═════ Material for this task ═════
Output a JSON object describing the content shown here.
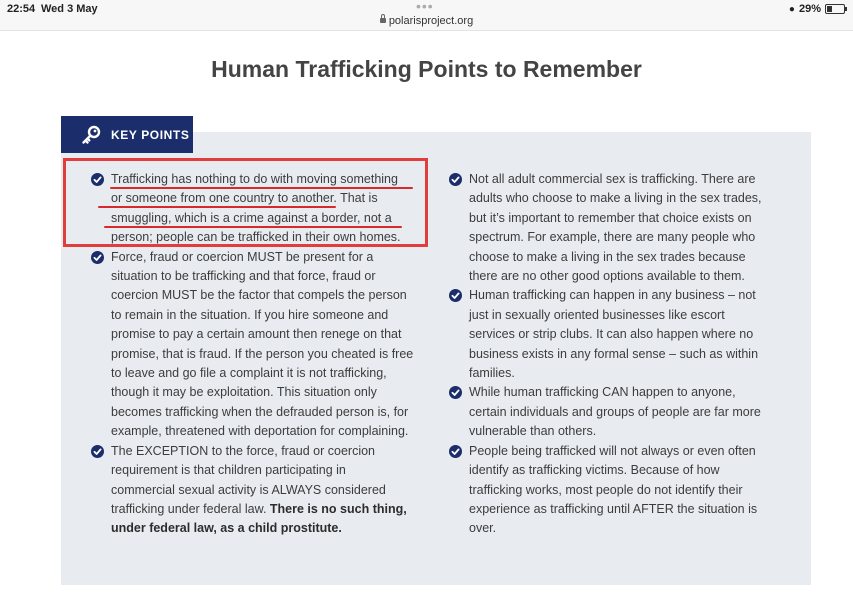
{
  "status_bar": {
    "time": "22:54",
    "date": "Wed 3 May",
    "url": "polarisproject.org",
    "battery": "29%",
    "battery_level": 0.29
  },
  "page": {
    "title": "Human Trafficking Points to Remember"
  },
  "key_points": {
    "tab_label": "KEY POINTS",
    "left": [
      {
        "lines": [
          "Trafficking has nothing to do with moving something",
          "or someone from one country to another. That is",
          "smuggling, which is a crime against a border, not a",
          "person; people can be trafficked in their own homes."
        ]
      },
      {
        "lines": [
          "Force, fraud or coercion MUST be present for a",
          "situation to be trafficking and that force, fraud or",
          "coercion MUST be the factor that compels the person",
          "to remain in the situation. If you hire someone and",
          "promise to pay a certain amount then renege on that",
          "promise, that is fraud. If the person you cheated is free",
          "to leave and go file a complaint it is not trafficking,",
          "though it may be exploitation. This situation only",
          "becomes trafficking when the defrauded person is, for",
          "example, threatened with deportation for complaining."
        ]
      },
      {
        "lines": [
          "The EXCEPTION to the force, fraud or coercion",
          "requirement is that children participating in",
          "commercial sexual activity is ALWAYS considered"
        ],
        "mixed_line": {
          "plain": "trafficking under federal law. ",
          "bold": "There is no such thing,"
        },
        "bold_line": "under federal law, as a child prostitute."
      }
    ],
    "right": [
      {
        "lines": [
          "Not all adult commercial sex is trafficking. There are",
          "adults who choose to make a living in the sex trades,",
          "but it’s important to remember that choice exists on",
          "spectrum. For example, there are many people who",
          "choose to make a living in the sex trades because",
          "there are no other good options available to them."
        ]
      },
      {
        "lines": [
          "Human trafficking can happen in any business – not",
          "just in sexually oriented businesses like escort",
          "services or strip clubs. It can also happen where no",
          "business exists in any formal sense – such as within",
          "families."
        ]
      },
      {
        "lines": [
          "While human trafficking CAN happen to anyone,",
          "certain individuals and groups of people are far more",
          "vulnerable than others."
        ]
      },
      {
        "lines": [
          "People being trafficked will not always or even often",
          "identify as trafficking victims. Because of how",
          "trafficking works, most people do not identify their",
          "experience as trafficking until AFTER the situation is",
          "over."
        ]
      }
    ]
  },
  "colors": {
    "navy": "#1b2d6b",
    "panel": "#e8ecf1",
    "annotation_red": "#e23d3d"
  },
  "icons": [
    "wifi-icon",
    "battery-icon",
    "lock-icon",
    "key-icon",
    "check-circle-icon"
  ]
}
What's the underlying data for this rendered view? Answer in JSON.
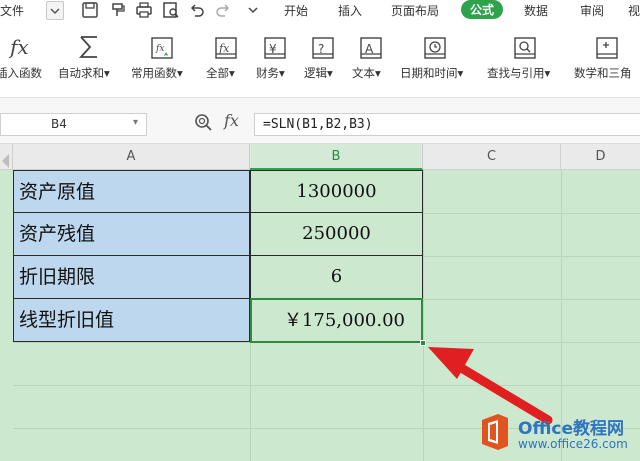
{
  "menubar": {
    "file_label": "文件",
    "tabs": [
      {
        "label": "开始",
        "active": false
      },
      {
        "label": "插入",
        "active": false
      },
      {
        "label": "页面布局",
        "active": false
      },
      {
        "label": "公式",
        "active": true
      },
      {
        "label": "数据",
        "active": false
      },
      {
        "label": "审阅",
        "active": false
      },
      {
        "label": "视",
        "active": false
      }
    ],
    "quick_icons": [
      "save-icon",
      "format-painter-icon",
      "print-icon",
      "print-preview-icon",
      "undo-icon",
      "redo-icon",
      "more-icon"
    ]
  },
  "ribbon": {
    "items": [
      {
        "label": "插入函数",
        "icon": "fx-icon"
      },
      {
        "label": "自动求和▾",
        "icon": "sigma-icon"
      },
      {
        "label": "常用函数▾",
        "icon": "star-function-icon"
      },
      {
        "label": "全部▾",
        "icon": "all-functions-icon"
      },
      {
        "label": "财务▾",
        "icon": "finance-icon"
      },
      {
        "label": "逻辑▾",
        "icon": "logic-icon"
      },
      {
        "label": "文本▾",
        "icon": "text-icon"
      },
      {
        "label": "日期和时间▾",
        "icon": "clock-icon"
      },
      {
        "label": "查找与引用▾",
        "icon": "lookup-icon"
      },
      {
        "label": "数学和三角",
        "icon": "math-icon"
      }
    ]
  },
  "formula_bar": {
    "name_box": "B4",
    "fx_label": "fx",
    "formula": "=SLN(B1,B2,B3)"
  },
  "sheet": {
    "columns": [
      "A",
      "B",
      "C",
      "D"
    ],
    "selected_column": "B",
    "rows": [
      {
        "label": "资产原值",
        "value": "1300000"
      },
      {
        "label": "资产残值",
        "value": "250000"
      },
      {
        "label": "折旧期限",
        "value": "6"
      },
      {
        "label": "线型折旧值",
        "value": "￥175,000.00"
      }
    ],
    "selected_cell": "B4"
  },
  "colors": {
    "accent": "#2ea24c",
    "label_fill": "#bdd7ee",
    "sheet_fill": "#cce8cf",
    "arrow": "#e02020"
  },
  "watermark": {
    "title": "Office教程网",
    "url": "www.office26.com"
  }
}
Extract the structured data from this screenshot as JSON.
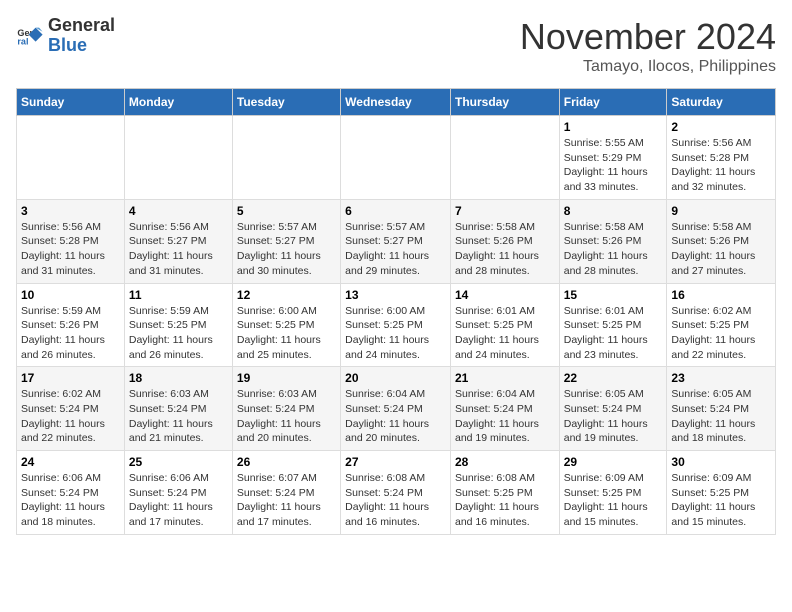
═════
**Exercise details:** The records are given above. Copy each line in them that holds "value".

**Answer to this task:**
        "value": "1300000"
        "value": "250000"
        "value": "6"
        "value": "￥175,000.00"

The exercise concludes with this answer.